“I have always wanted to have an exhibition of my own… it has in a way, been a life goal,” said Grace Sun. Because she has taken visual arts all four years of high school, Grace was offered an opportunity to present her work by Visual Arts Department Chair Ms. Elizabeth Wepsic. “I think an exhibition is a great testament to all of the effort and work you’ve put in,” explained Grace as she stood by her grandmothers’ and parents’ sides. “It’s not only a way to have others see your work but also a way to pat yourself on the back—it’s really easy to get lost in the process.” (PC: Ms. Cathy Morrison)
“I didn’t start out doing art having a theme, I just wanted to experiment with all the things offered to me,” said Grace Sun (‘23). In her artistic journey, she started off drafting portraits focused on humanity and people, tackling questions such as “what makes us human” and observing those around her. Then, earlier last year, she began to experiment with “science art.” As someone who will be pursuing biochemistry in college, Grace saw many parallels between her scientific passions and art. “If people walked through my earlier pieces, they might seem a bit random, but as you progress to more recent collections, you will notice human-focused and science-focused themes.” (PC: Ms. Cathy Morrison)
One of her headline works is called Abiogenesis.

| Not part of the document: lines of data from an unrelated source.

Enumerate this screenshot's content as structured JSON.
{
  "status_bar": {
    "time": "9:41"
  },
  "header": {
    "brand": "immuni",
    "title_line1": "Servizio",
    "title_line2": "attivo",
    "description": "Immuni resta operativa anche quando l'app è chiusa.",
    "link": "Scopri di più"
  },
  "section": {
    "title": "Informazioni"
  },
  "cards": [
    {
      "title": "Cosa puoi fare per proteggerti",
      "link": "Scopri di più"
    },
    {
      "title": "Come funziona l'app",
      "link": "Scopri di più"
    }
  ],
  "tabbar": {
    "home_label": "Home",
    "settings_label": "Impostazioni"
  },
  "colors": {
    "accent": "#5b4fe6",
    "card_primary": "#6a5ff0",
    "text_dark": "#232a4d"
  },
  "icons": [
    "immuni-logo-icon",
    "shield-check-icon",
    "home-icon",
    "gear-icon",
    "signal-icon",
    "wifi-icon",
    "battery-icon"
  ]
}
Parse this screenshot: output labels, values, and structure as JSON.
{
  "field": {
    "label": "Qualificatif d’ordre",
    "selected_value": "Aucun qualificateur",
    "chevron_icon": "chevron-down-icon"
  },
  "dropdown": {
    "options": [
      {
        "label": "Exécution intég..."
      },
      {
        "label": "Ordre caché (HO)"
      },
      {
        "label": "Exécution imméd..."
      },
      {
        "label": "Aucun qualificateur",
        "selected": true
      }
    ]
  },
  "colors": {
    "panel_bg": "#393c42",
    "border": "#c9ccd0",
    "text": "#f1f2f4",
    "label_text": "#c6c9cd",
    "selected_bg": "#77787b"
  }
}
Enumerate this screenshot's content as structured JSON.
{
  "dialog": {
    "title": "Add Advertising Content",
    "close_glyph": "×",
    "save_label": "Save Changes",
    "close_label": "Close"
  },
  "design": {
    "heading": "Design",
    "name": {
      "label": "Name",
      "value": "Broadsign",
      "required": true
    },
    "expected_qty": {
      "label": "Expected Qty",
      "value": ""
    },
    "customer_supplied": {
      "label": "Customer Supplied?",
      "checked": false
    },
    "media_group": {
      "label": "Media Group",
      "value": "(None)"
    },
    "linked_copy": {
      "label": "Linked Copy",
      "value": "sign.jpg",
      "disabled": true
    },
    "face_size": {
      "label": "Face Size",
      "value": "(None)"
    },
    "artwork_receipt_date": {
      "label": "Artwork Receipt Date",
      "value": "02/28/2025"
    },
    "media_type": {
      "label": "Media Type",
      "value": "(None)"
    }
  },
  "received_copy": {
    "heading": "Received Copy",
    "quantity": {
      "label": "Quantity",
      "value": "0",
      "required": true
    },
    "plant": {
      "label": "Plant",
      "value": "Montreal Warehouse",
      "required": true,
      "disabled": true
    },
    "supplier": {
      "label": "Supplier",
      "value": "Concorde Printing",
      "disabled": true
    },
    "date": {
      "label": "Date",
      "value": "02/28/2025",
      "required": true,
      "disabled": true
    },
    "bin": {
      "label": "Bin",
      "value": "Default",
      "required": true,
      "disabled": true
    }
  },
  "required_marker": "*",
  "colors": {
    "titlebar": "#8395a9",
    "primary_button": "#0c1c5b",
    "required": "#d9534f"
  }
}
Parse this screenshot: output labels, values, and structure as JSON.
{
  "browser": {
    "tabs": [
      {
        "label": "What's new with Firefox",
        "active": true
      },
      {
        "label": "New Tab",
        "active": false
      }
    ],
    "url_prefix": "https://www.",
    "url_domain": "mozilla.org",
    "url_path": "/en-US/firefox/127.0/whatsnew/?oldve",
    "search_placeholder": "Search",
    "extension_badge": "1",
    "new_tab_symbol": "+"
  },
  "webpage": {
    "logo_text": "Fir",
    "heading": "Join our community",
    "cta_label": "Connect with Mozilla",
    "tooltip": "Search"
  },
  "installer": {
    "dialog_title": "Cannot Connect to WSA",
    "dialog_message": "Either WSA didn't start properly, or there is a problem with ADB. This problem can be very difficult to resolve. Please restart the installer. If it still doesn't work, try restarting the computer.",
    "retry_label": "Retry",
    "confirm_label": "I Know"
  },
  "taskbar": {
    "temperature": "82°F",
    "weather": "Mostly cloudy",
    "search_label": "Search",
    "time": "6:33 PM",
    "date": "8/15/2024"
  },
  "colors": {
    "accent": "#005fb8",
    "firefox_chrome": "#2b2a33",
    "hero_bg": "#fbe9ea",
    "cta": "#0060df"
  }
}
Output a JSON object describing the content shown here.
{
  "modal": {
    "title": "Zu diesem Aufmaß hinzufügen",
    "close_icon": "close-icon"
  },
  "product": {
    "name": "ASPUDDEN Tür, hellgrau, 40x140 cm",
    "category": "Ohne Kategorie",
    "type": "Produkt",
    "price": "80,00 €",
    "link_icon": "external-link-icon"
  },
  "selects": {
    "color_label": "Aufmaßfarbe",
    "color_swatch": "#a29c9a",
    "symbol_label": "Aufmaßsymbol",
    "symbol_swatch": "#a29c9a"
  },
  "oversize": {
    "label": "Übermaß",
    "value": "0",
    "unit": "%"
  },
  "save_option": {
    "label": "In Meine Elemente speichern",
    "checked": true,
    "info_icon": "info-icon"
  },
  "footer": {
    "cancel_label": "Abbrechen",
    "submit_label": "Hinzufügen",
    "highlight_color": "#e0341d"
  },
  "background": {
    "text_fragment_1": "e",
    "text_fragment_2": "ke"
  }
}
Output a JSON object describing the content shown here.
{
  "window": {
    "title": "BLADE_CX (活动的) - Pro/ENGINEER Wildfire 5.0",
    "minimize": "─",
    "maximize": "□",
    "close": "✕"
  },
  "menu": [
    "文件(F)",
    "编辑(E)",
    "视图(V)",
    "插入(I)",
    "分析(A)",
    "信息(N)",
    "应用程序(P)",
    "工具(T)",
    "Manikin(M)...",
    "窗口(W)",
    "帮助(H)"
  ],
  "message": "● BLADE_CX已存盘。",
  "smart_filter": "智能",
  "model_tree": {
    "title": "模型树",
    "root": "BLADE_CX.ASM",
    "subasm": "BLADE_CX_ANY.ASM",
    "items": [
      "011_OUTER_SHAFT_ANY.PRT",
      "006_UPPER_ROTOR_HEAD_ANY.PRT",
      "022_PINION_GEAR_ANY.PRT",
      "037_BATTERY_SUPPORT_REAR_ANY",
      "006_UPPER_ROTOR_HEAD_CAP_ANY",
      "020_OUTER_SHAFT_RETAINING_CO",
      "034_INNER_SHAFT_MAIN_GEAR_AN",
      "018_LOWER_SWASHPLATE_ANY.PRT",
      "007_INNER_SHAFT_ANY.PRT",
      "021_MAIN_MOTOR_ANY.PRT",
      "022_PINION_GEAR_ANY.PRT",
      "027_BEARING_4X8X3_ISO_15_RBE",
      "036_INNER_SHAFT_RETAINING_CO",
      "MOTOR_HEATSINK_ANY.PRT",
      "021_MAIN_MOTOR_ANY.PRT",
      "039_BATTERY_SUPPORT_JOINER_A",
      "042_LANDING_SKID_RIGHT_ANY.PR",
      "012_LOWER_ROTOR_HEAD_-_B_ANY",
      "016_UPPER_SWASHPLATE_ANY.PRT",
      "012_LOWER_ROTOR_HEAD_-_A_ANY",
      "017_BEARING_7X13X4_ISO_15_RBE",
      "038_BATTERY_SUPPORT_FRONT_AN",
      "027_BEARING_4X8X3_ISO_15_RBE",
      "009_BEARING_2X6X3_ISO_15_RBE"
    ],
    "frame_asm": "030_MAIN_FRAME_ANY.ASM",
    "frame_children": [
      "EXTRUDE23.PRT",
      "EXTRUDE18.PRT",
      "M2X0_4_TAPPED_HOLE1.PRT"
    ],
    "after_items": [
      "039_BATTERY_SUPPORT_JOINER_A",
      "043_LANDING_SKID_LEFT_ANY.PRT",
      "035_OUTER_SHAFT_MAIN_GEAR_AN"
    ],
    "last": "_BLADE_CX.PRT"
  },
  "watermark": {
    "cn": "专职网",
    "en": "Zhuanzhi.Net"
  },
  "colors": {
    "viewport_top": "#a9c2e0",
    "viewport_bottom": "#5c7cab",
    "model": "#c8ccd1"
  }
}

For this piece, though she did have her own intentions in making it, she hopes that people can enjoy the art with their own interpretations. “I was initially inspired by the word ‘abiogenesis,’ which describes the origins of the evolution of life and living organisms from seemingly inanimate or unrelated substances,” she explained. The ferns and leaves towards the bottom of the piece, representing the “most primitive of predecessors,” adds to the illustration of the current and final evolution of humans from the flora and fauna that existed before them. “At the same time, she is Mother Earth, raising her arms triumphantly over the kingdom of millions of diverse organisms and species, expanding over eons of time,” she said. (PC: Grace Sun (’23))
Another one of Grace’s pieces is titled “Julius,” which focuses on the ambiguity of emotions on her friend’s face. “The chemical molecule framing his face is not a part of the painting,” she explained. “It is a shadow of the hormone dopamine, which is the main cause of feelings of nostalgia.” She painted the molecule on a clear glass sheet and then used backlighting to display the shadow on the piece. “In exploring the themes between science and art,” she continued. “I wanted to show how these minuscule, insignificant hormones can play such a large role in determining our emotions, almost as if they cast a restrictive shadow on ourselves every day.” (PC: Grace Sun (’23))
Though she has never had thoughts of becoming an artist as a profession, Grace expressed that art has always been sort of a companion for her. “I’m a big perfectionist,” she noted. “Sometimes you can’t find an ending for a piece, and so the best thing to do is just stop.” She paralleled this experience of self-growth with other parts of her life such as school, projects, and tests—it’s important to know your boundaries. “Know who you are and be accepting of that without trying to be the most perfect artist or student,” Grace said. (PC: Ms. Cathy Morrison)
Pictured are Grace and the Wu Tsai Endowed Chair in Science Dr. Lani Keller, whom Grace has always viewed as a role model who believes that life sciences can be taken beyond the classroom. “Bishop’s as a school culture has a very connected feel and community that really supports the work of artists,” said Grace. “Through that, I was also able to connect with the science and performing arts departments.” The visual arts department has been some of Grace’s biggest supporters, and their promotion of her art contributes to the many meaningful relationships she fostered with other campus communities. She mentioned, for example, that she designed the poster for the most recent jazz band concert. Grace continued, “Being able to collaborate with other departments gives my art meaning and grounds me in terms of what connecting with others looks like.” (PC: Ms. Cathy Morrison)
“Ultimately, I want people to understand themselves better in the context of my art,” explained Grace. “I know art is described as pretty self-centered a lot of times, but I hope to change that stigma around art; I want my art to be approached by anybody if possible.” And when asked about what advice she’d give others looking to host an exhibit in the future, Grace emphasized the benefit of learning more about yourself and the impact of your work on others. “Treat this opportunity as a time to inspire others… and remember to feel proud of yourself,” She paused, smiling. “Allow yourself to feel proud of your art.” (PC: Ms. Cathy Morrison)